04.22.10 5:42 PM ET
Obama's Phony Bank Debate
Surfing adroitly on a Goldman Sachs wave, the president has now addressed the subject of reform in the American financial industry. Aware that he has—on this subject at least—the keen attention of all Americans, he offered a lesson that appeared to be as much about the civics of business as it was about business itself.
Addressing a gathering at the Cooper Union in New York, Barack Obama made clear his view that the crisis in our financial system is largely the result of a failure of civic responsibility—of corporate citizenship, in effect—on the part of Wall Street. He spoke of “abuse,” of “excesses,” and of a financial culture prone to “game the system,” one in which companies “made out like bandits.” A free market, he said, “was never meant to be a free license to take whatever you can get, however you can get it.” And yet they took freely from us, these unchecked bandits, these Wall Street insiders, embarking on projects that imperiled the very foundations of our economy. Therefore, he said, we need reform. Ordinary Americans must never again be at the mercy of Wall Street. Nunca mas.
Obama’s invitation to debate, here, is akin to his conversation on health-care reform: It is a call to all to come to him, and to drink deeply of his wisdom.

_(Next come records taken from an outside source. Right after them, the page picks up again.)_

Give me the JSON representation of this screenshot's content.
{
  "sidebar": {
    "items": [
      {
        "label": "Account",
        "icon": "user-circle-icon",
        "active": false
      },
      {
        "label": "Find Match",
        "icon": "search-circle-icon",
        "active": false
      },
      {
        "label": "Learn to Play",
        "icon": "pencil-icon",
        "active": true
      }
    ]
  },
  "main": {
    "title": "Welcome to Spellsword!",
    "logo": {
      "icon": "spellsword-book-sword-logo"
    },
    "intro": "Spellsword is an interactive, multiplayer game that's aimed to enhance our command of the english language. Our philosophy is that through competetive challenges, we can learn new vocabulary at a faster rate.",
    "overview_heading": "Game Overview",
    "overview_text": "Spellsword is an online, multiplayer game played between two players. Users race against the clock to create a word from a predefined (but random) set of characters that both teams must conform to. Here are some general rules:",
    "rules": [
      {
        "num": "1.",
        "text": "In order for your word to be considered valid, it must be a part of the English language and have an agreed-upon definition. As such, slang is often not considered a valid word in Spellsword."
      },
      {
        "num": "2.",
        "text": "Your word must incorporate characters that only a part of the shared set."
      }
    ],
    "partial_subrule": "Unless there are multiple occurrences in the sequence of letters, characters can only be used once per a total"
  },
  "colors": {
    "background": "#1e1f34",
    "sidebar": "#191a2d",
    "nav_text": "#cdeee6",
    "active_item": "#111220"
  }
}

There is no doubt that Obama is tapping, here, into a rich seam of public discontent. The view that Wall Street has wrought havoc on our economy is held by many more Americans than not, and so any assertion by the president that Something Must Be Done is likely to meet with popular—and populist—approval. A fear and loathing of Big Business is evident among ordinary Americans on both the left and the right. You can see it at gatherings of Tea Partiers as much as on university campuses.
So the president is politically astute in his call for “a debate” on financial reform. But his speech Thursday should give rise to great concern about the nature and extent of that debate, and of his willingness to entertain any idea that he does not already embrace.
In pressing ahead with his preferred template for financial reform—Chris Dodd’s Senate bill—Obama appears to have foreclosed prematurely on the sort of genuine, wide-ranging, open-minded national debate that we need to have to safeguard our economic future. Foreclosure on debate, never edifying, might have been fine if Obama’s own template were a thing of beauty; but it is, instead, a deeply flawed bill with much in it that is wrong (and wrong-headed), particularly in regard to the proposed Consumer Financial Protection Bureau, the provisions on ratings agencies, and the potentially vast expansion of the FDIC’s powers—not to mention the alarming effect the Dodd rules would have on start-ups, as described in The Wall Street Journal Thursday.
But Obama’s invitation to debate, here, is akin to his conversation on health-care reform: It is a call to all to come to him, and to drink deeply of his wisdom. Of a piece with this method is Harry Reid’s assertion Thursday that he will move ahead with a vote on financial reform as early as Monday: “I’m not going to waste any more time of the American people while they come up with some agreement,” Reid said, of the Republicans. “The games of stalling are over.”
Yet ill-conceived reform would be just as bad as no reform at all, and the Republicans have every reason to resist knee-jerk legislation fueled largely by a populist consternation with the way Wall Street does business. As the sage Martin Wolf wrote in the Financial Times Wednesday, “halting the financial doomsday machine is going to involve fundamental changes in policy towards—and the structure of—the financial system.”
This cannot be accomplished in a tearing haste, and needs to focus as much, if not more, on new principles as on new rules. And principles will not crystallize without debate—and certainly not by Monday. The foremost principle, of course, is transparency. There are sleazebags aplenty on Wall Street (and plenty in “real America", too), and you cannot eradicate sleazebags with new rules. A new set of rules will be parsed in no time by the industry and its lawyers, and skirted; rules tend to hide sleaze in dark corners. With more transparency, open books, exchanges, etc., it is more likely that integrity and reputation will win out.
Ultimately, what emerged most clearly from Obama’s speech was his faith in the efficacy of regulation, and, by implication, his belief in the intelligence and objectivity of regulators. In this, he revealed—and not for the first time—his predilection for political control of the economy. This, alas, is where a great danger lurks for a genuine free market: Do we really want Big Government to save us from Big Business?
Tunku Varadarajan is a national affairs correspondent and writer at large for The Daily Beast. He is also a research fellow at Stanford’s Hoover Institution and a professor at NYU’s Stern Business School. He is a former assistant managing editor at The Wall Street Journal. (Follow him on Twitter here.)